Why we ran it: To find out if there’s a truly engaging hot hatch hiding under the prim and proper facade of VW’s hot supermini
Month 4 - Month 3 - Month 2 - Month 1 - Prices and Specs
Life with a Volkswagen Polo GTI: Month 4
Is this a cut-price, shrink-wrapped Golf GTI or a quick, well-equipped supermini living in its shadow? Our final verdict reveals all - 13th March 2018
The bootlid of the Volkswagen Polo I’ve been driving around in for the past few months doesn’t feature the word ‘Polo’ anywhere on it. Instead, in the place where VW would normally spell out the model name are three letters: GTI.
Their use as the only branding on the Polo GTI is a real statement of intent. VW’s goal was to produce a small hot hatch that truly lived up to those storied letters, and everything they imply, in the way generations of Golf GTI have. But having waved goodbye to the Polo, I can sadly report that it can’t.
The reality is that it likely never could. The most recent Golf GTI casts a shadow from which the Polo was never likely to emerge. We ran a Mk7 Golf GTI on our long-term fleet last year and it impressed everyone with its seamless blend of hot hatch performance, engaging driving and classy comfort. It truly embodied everything VW’s GTI line represents: our own Andrew Frankel even declared it the greatest hot hatch of all time. That the Polo GTI can’t repeat that incredibly tough trick in miniature shouldn’t surprise.
Yet by swapping the ‘Polo’ badge for a ‘GTI’ one and the use of tartan seat trim, the Polo keeps inviting comparison with the Golf. And it just doesn’t match up.
VW’s brief for a GTI model is ‘everyday performance’. The Polo has the ‘everyday’ bit covered: it’s as comfortable and refined to sit in as you’d expect from a VW. There are sports seats but they’re firmly focused on comfort, and that shows after long journeys.
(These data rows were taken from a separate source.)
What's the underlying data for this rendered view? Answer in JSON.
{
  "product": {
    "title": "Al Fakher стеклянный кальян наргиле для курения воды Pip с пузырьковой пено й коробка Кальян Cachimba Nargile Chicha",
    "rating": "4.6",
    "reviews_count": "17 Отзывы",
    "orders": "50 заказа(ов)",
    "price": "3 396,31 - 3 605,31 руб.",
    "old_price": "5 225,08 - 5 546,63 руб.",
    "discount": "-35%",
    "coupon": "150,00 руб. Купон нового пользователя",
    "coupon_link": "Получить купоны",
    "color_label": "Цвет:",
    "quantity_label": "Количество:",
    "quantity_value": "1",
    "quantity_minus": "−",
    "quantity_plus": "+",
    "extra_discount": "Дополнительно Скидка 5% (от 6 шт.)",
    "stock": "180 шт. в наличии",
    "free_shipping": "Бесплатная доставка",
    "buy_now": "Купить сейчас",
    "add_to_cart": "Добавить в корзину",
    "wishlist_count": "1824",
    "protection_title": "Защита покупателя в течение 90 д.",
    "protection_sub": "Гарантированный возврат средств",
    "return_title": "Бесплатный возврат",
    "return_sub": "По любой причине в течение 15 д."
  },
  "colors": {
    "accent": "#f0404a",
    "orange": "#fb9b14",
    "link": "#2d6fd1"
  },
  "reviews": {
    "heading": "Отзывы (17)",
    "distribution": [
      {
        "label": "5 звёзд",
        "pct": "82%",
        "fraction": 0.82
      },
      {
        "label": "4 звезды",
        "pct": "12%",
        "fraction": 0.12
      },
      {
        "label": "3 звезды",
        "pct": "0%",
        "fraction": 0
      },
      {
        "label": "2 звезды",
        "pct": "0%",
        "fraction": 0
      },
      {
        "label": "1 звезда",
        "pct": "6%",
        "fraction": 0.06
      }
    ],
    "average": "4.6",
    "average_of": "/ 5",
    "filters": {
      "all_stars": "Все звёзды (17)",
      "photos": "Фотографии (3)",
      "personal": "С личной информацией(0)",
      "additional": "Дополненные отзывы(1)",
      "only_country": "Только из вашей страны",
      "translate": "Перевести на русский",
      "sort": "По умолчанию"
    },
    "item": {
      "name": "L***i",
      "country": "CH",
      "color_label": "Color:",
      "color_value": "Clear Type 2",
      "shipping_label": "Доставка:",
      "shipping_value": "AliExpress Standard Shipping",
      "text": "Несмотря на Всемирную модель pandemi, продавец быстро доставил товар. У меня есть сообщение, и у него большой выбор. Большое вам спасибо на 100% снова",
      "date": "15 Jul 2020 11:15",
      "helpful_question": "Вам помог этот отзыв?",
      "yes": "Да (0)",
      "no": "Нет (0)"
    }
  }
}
Before the Polo, I ran a Suzuki Swift Sport, which offered charm in abundance, but that charm wore thin on long journeys. I reckon the Polo GTI is a slightly softer, more comfortable car for everyday driving than, say, a Ford Fiesta ST.
Inside, you get all the luxuries of a VW Group machine, with a classy, intuitive infotainment system and customisable digital dashboard, which has so many display options that I was still trying out new arrangements after several months. The infotainment even has a volume control knob, addressing just about the only criticism editor Mark Tisshaw had of our Mk7 Golf GTI.